Review of Fran Wilde, “Clearly Lettered in a Mostly Steady Hand”, Uncanny Magazine 18 (2017): Read Online. Reviewed by Jodie Baker.

Uncanny Issue 18 is certainly high on horror, and Fran Wilde’s “Clearly Lettered in a Mostly Steady Hand” should be your top choice if you’re looking for a scary read. It’s a disturbing, opaque trip into an old-fashioned freak show; directed by one of the people who plays a part in the show. The reader is personally engaged at every step as the narrator addresses all their instructions on how to progress through the show to ‘you’. This encourages the reader to quickly insert themselves into the story, and to experience all of Wilde’s cleverly crafted horror up close. As the narrator draws the reader on through a selection of increasingly disturbing scenes, this use of the word ‘you’, which is both impersonal and personal, enhances the story’s creepy power.  

“Clearly Lettered in a Mostly Steady Hand” feels reminiscent of Alyssa Wong’s style. It’s darkly bitter, and visits quite perfect, and quite disturbing, magical punishment on those who do wrong. Let’s just say ‘you’ do not come out of this encounter well. It’s not quite a revenge story; the punishment is too impersonal to call it revenge. It’s more about punishing society for their stares, words, and medical experiments. Punishing slowly; one person at a time. The reader is left with the feeling that the narrator will always remain, and that they have eternity to teach visitor after visitor a lesson.

And oh that narrator is tricky. They open the story by seeming to show the reader a safe way through the exhibitions.

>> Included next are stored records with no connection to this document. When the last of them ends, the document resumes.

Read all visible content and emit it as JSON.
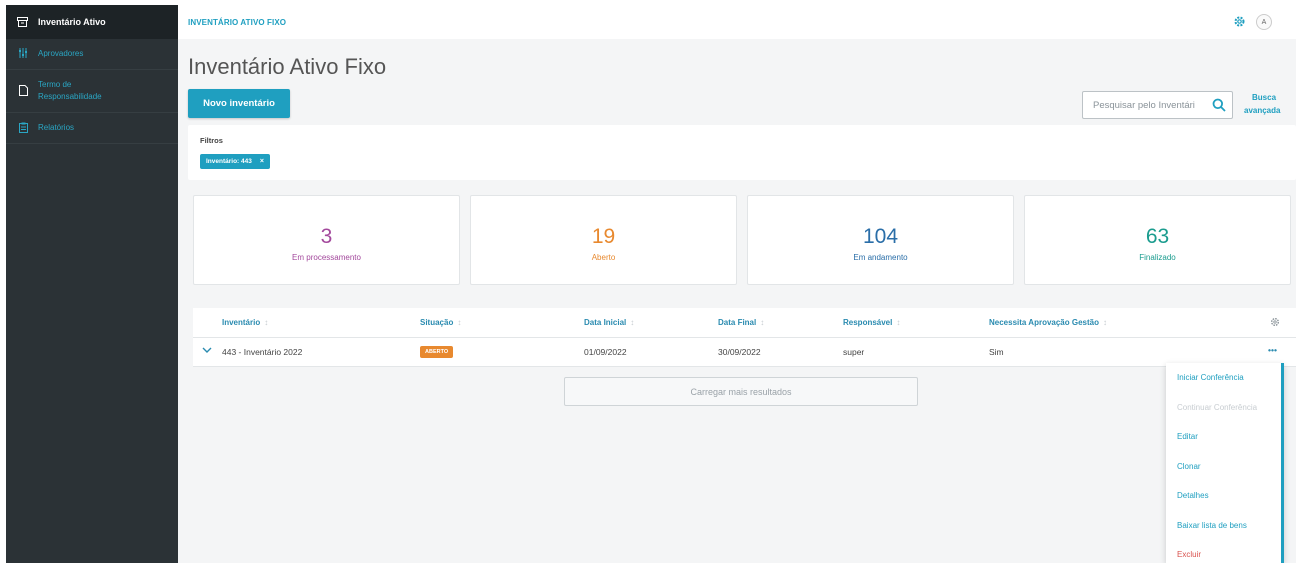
{
  "sidebar": {
    "header": {
      "label": "Inventário Ativo",
      "icon": "archive-icon"
    },
    "items": [
      {
        "label": "Aprovadores",
        "icon": "sliders-icon"
      },
      {
        "label": "Termo de Responsabilidade",
        "line1": "Termo de",
        "line2": "Responsabilidade",
        "icon": "document-icon"
      },
      {
        "label": "Relatórios",
        "icon": "clipboard-icon"
      }
    ]
  },
  "topbar": {
    "breadcrumb": "INVENTÁRIO ATIVO FIXO",
    "avatar": "A"
  },
  "page": {
    "title": "Inventário Ativo Fixo",
    "new_button": "Novo inventário",
    "search_placeholder": "Pesquisar pelo Inventári",
    "advanced_search_line1": "Busca",
    "advanced_search_line2": "avançada"
  },
  "filters": {
    "title": "Filtros",
    "chip": "Inventário: 443",
    "chip_close": "×"
  },
  "cards": [
    {
      "value": "3",
      "label": "Em processamento",
      "color": "#a3489c"
    },
    {
      "value": "19",
      "label": "Aberto",
      "color": "#e8892f"
    },
    {
      "value": "104",
      "label": "Em andamento",
      "color": "#2a6ea8"
    },
    {
      "value": "63",
      "label": "Finalizado",
      "color": "#1a9c8e"
    }
  ],
  "table": {
    "columns": [
      "Inventário",
      "Situação",
      "Data Inicial",
      "Data Final",
      "Responsável",
      "Necessita Aprovação Gestão"
    ],
    "rows": [
      {
        "inventario": "443 - Inventário 2022",
        "situacao": "ABERTO",
        "data_inicial": "01/09/2022",
        "data_final": "30/09/2022",
        "responsavel": "super",
        "aprovacao": "Sim",
        "actions": "•••"
      }
    ],
    "load_more": "Carregar mais resultados"
  },
  "menu": {
    "items": [
      {
        "label": "Iniciar Conferência",
        "state": "normal"
      },
      {
        "label": "Continuar Conferência",
        "state": "disabled"
      },
      {
        "label": "Editar",
        "state": "normal"
      },
      {
        "label": "Clonar",
        "state": "normal"
      },
      {
        "label": "Detalhes",
        "state": "normal"
      },
      {
        "label": "Baixar lista de bens",
        "state": "normal"
      },
      {
        "label": "Excluir",
        "state": "danger"
      }
    ]
  },
  "colors": {
    "accent": "#1f9fc0",
    "sidebar": "#2b3236",
    "badge": "#e8892f",
    "danger": "#d9534f"
  }
}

However, once the story is finished, it becomes clear that they planned to trap their visitor all along. ‘Your hands are beautiful, did you know that?’ has never been quite so chilling.